Future Shock: Imagining India
Yoav Litvin
Animals at the Roger Waters Concert
Binoy Kampmark
Pride in San Francisco
Stansfield Smith
North Koreans in South Korea Face Imprisonment for Wanting to Return Home
Hamid Yazdan Panah
Remembering Native American Civil Rights Pioneer, Lehman Brightman
James Porteous
Seventeen-Year-Old Nabra Hassanen Was Murdered
Weekend Edition
June 23, 2017
Friday - Sunday
Jeffrey St. Clair
Democrats in the Dead Zone
Gary Leupp
Trump, Qatar and the Danger of Total Confusion
Andrew Levine
The “Democracies” We Deserve
Jeffrey St. Clair - Joshua Frank
The FBI’s “Operation Backfire” and the Case of Briana Waters
Rob Urie
Cannibal Corpse
Joseph G. Ramsey

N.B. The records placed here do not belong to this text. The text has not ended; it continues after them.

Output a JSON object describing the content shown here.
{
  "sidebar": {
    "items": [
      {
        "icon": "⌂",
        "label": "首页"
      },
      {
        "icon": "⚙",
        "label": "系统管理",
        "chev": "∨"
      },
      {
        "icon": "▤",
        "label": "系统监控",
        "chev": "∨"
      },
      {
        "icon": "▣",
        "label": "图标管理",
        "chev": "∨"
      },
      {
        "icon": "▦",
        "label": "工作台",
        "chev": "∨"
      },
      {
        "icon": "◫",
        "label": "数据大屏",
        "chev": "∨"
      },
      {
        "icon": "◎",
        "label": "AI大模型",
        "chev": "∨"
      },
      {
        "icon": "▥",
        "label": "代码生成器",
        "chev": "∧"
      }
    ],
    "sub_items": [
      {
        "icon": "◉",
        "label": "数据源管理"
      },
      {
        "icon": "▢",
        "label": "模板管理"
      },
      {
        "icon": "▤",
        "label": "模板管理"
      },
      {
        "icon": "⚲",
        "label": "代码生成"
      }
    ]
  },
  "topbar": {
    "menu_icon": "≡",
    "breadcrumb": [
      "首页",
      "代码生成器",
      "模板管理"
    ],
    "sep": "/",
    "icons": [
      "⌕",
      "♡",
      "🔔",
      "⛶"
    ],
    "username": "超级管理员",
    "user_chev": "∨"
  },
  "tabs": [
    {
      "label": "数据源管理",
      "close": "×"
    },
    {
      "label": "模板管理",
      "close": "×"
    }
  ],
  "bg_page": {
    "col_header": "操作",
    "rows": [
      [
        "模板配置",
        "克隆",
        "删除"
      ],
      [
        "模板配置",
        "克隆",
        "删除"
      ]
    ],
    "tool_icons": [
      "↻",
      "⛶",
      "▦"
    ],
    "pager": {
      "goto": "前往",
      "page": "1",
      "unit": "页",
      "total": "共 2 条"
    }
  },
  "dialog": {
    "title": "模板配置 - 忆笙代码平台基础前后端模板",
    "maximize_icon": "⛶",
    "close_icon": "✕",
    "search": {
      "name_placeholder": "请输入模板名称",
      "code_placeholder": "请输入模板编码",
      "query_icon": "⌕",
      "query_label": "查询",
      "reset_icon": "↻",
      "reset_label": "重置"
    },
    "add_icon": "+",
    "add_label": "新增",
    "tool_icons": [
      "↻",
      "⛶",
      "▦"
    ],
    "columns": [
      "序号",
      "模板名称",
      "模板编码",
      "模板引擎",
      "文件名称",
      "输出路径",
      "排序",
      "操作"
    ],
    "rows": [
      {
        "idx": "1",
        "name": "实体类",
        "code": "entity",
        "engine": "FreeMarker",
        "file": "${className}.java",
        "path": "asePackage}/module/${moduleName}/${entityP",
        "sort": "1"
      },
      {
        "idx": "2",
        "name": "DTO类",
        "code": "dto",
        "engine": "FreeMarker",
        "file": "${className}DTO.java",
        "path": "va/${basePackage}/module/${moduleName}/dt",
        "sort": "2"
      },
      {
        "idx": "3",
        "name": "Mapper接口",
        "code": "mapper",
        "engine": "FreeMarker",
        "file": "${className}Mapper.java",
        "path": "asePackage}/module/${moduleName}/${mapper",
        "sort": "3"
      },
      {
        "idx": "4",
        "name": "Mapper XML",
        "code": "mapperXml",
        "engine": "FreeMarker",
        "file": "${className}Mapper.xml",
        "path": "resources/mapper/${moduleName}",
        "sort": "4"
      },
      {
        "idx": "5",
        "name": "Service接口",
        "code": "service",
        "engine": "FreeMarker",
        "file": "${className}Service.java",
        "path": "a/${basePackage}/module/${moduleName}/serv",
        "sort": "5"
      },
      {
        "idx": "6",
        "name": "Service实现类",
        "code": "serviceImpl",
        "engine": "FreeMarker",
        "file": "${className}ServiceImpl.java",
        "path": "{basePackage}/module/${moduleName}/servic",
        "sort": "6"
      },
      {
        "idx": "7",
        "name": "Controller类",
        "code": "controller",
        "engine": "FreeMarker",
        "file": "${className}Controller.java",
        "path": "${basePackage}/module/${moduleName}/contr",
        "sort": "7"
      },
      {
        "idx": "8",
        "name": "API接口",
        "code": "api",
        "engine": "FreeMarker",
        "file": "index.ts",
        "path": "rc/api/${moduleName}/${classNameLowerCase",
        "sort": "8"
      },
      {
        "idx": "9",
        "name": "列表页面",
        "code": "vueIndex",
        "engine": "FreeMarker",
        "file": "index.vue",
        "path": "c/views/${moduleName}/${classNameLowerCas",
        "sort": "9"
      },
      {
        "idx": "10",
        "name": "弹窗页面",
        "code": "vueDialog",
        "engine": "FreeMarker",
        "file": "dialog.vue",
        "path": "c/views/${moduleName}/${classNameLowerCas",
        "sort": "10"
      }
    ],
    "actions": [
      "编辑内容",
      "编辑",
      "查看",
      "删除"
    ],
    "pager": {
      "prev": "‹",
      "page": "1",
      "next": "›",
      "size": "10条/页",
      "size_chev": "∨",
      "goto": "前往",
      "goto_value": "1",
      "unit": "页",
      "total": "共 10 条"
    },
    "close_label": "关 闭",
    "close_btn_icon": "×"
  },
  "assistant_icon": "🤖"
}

Savage Calculations: On the Exoneration of Philando Castile’s Killer
John Wight
Trump’s Attack on Cuba
Dave Lindorff
We Need a Mass Movement to Demand Radical Progressive Change
Brian Cloughley
Moving Closer to Doom
David Rosen
The Sex Offender: the 21st Century Witch
John Feffer
All Signs Point to Trump’s Coming War With Iran
Jennifer L. Lieberman
What’s Really New About the Gig Economy?
Pete Dolack
Analyzing the Failures of Syriza
Vijay Prashad
The Russian Nexus
Mike Whitney
Putin Tries to Avoid a Wider War With the US
FacebookTwitterGoogle+RedditEmail